(Records from a collection)
——

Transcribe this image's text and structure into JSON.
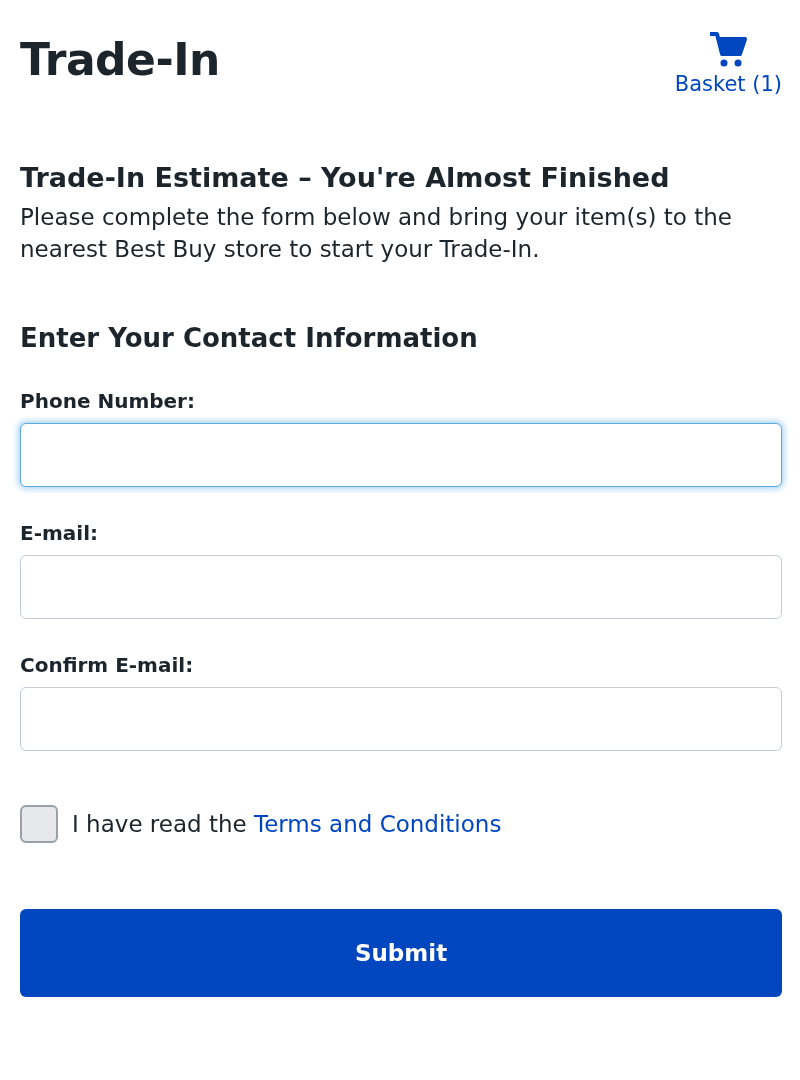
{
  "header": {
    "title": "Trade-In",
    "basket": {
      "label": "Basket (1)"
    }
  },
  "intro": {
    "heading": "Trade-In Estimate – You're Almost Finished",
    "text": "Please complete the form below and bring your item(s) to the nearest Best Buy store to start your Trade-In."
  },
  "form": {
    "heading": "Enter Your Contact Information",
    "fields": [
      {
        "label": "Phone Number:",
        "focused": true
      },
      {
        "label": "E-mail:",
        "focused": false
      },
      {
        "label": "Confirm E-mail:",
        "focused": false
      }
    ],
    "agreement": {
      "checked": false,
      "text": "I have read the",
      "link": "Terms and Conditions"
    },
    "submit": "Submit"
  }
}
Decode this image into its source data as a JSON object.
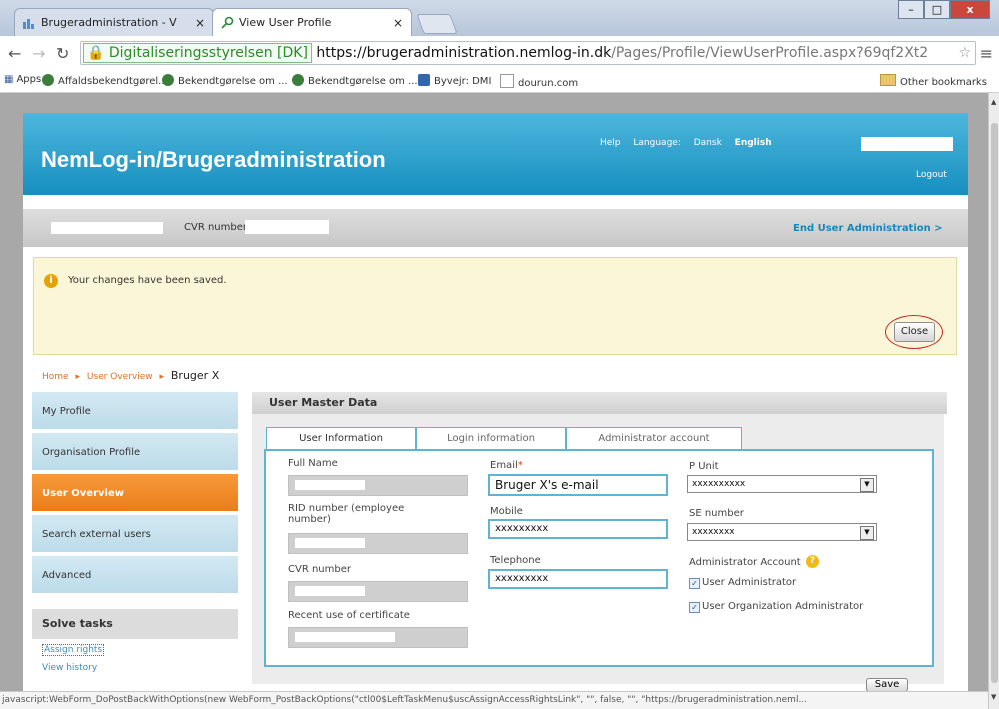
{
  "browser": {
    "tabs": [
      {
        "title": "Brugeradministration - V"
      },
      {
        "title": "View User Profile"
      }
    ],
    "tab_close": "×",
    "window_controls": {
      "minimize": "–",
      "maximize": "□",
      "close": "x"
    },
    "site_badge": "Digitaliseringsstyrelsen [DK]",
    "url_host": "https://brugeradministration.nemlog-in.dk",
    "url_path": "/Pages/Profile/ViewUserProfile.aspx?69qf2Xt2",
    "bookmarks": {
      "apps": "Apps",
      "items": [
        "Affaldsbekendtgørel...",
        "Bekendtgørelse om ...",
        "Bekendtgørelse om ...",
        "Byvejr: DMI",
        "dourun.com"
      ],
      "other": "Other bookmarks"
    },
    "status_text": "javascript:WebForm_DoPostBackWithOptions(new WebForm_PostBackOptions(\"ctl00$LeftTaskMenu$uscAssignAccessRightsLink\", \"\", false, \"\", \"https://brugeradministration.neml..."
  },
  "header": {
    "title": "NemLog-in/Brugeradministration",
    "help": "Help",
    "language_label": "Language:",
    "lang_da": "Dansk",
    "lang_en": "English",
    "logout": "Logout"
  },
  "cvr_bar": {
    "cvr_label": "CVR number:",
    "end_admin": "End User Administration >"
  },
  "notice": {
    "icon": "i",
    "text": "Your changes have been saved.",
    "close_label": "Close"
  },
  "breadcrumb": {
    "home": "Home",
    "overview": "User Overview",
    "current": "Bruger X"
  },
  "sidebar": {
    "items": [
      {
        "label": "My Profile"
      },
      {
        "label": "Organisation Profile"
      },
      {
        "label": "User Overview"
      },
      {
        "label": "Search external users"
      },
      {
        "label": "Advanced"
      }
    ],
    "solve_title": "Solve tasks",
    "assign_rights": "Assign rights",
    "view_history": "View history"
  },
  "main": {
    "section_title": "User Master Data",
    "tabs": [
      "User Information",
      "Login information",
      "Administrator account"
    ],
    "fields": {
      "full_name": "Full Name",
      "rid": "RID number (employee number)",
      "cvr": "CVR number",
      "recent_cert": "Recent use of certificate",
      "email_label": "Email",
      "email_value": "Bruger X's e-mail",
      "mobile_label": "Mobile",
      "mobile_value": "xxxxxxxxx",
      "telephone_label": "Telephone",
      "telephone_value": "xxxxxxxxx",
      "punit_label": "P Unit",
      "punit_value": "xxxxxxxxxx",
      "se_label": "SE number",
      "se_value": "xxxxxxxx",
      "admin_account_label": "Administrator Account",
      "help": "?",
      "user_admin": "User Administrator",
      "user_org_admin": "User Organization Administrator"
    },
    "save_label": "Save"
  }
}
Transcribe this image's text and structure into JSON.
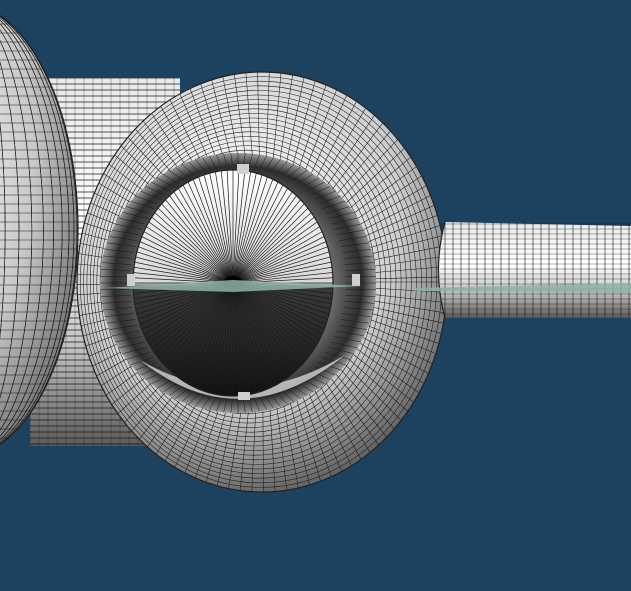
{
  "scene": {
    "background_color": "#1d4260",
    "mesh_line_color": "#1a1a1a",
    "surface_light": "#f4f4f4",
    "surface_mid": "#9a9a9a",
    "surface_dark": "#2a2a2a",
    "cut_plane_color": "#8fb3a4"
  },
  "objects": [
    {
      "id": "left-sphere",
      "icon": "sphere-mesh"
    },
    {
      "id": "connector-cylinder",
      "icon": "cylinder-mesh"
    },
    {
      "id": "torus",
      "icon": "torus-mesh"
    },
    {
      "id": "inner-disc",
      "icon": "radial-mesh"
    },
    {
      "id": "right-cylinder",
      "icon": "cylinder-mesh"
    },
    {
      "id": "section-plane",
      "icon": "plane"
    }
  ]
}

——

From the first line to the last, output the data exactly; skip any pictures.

Transcribe this image's text and structure into JSON.
{
  "header": {
    "title": "Trade-In",
    "basket": {
      "label": "Basket (1)"
    }
  },
  "intro": {
    "heading": "Trade-In Estimate – You're Almost Finished",
    "text": "Please complete the form below and bring your item(s) to the nearest Best Buy store to start your Trade-In."
  },
  "form": {
    "heading": "Enter Your Contact Information",
    "fields": [
      {
        "label": "Phone Number:",
        "focused": true
      },
      {
        "label": "E-mail:",
        "focused": false
      },
      {
        "label": "Confirm E-mail:",
        "focused": false
      }
    ],
    "agreement": {
      "checked": false,
      "text": "I have read the",
      "link": "Terms and Conditions"
    },
    "submit": "Submit"
  }
}
Decode this image into its source data as a JSON object.
{
  "browser": {
    "tabs": [
      {
        "title": "Brugeradministration - V"
      },
      {
        "title": "View User Profile"
      }
    ],
    "tab_close": "×",
    "window_controls": {
      "minimize": "–",
      "maximize": "□",
      "close": "x"
    },
    "site_badge": "Digitaliseringsstyrelsen [DK]",
    "url_host": "https://brugeradministration.nemlog-in.dk",
    "url_path": "/Pages/Profile/ViewUserProfile.aspx?69qf2Xt2",
    "bookmarks": {
      "apps": "Apps",
      "items": [
        "Affaldsbekendtgørel...",
        "Bekendtgørelse om ...",
        "Bekendtgørelse om ...",
        "Byvejr: DMI",
        "dourun.com"
      ],
      "other": "Other bookmarks"
    },
    "status_text": "javascript:WebForm_DoPostBackWithOptions(new WebForm_PostBackOptions(\"ctl00$LeftTaskMenu$uscAssignAccessRightsLink\", \"\", false, \"\", \"https://brugeradministration.neml..."
  },
  "header": {
    "title": "NemLog-in/Brugeradministration",
    "help": "Help",
    "language_label": "Language:",
    "lang_da": "Dansk",
    "lang_en": "English",
    "logout": "Logout"
  },
  "cvr_bar": {
    "cvr_label": "CVR number:",
    "end_admin": "End User Administration >"
  },
  "notice": {
    "icon": "i",
    "text": "Your changes have been saved.",
    "close_label": "Close"
  },
  "breadcrumb": {
    "home": "Home",
    "overview": "User Overview",
    "current": "Bruger X"
  },
  "sidebar": {
    "items": [
      {
        "label": "My Profile"
      },
      {
        "label": "Organisation Profile"
      },
      {
        "label": "User Overview"
      },
      {
        "label": "Search external users"
      },
      {
        "label": "Advanced"
      }
    ],
    "solve_title": "Solve tasks",
    "assign_rights": "Assign rights",
    "view_history": "View history"
  },
  "main": {
    "section_title": "User Master Data",
    "tabs": [
      "User Information",
      "Login information",
      "Administrator account"
    ],
    "fields": {
      "full_name": "Full Name",
      "rid": "RID number (employee number)",
      "cvr": "CVR number",
      "recent_cert": "Recent use of certificate",
      "email_label": "Email",
      "email_value": "Bruger X's e-mail",
      "mobile_label": "Mobile",
      "mobile_value": "xxxxxxxxx",
      "telephone_label": "Telephone",
      "telephone_value": "xxxxxxxxx",
      "punit_label": "P Unit",
      "punit_value": "xxxxxxxxxx",
      "se_label": "SE number",
      "se_value": "xxxxxxxx",
      "admin_account_label": "Administrator Account",
      "help": "?",
      "user_admin": "User Administrator",
      "user_org_admin": "User Organization Administrator"
    },
    "save_label": "Save"
  }
}
Transcribe this image's text and structure into JSON.
{
  "scene": {
    "background_color": "#1d4260",
    "mesh_line_color": "#1a1a1a",
    "surface_light": "#f4f4f4",
    "surface_mid": "#9a9a9a",
    "surface_dark": "#2a2a2a",
    "cut_plane_color": "#8fb3a4"
  },
  "objects": [
    {
      "id": "left-sphere",
      "icon": "sphere-mesh"
    },
    {
      "id": "connector-cylinder",
      "icon": "cylinder-mesh"
    },
    {
      "id": "torus",
      "icon": "torus-mesh"
    },
    {
      "id": "inner-disc",
      "icon": "radial-mesh"
    },
    {
      "id": "right-cylinder",
      "icon": "cylinder-mesh"
    },
    {
      "id": "section-plane",
      "icon": "plane"
    }
  ]
}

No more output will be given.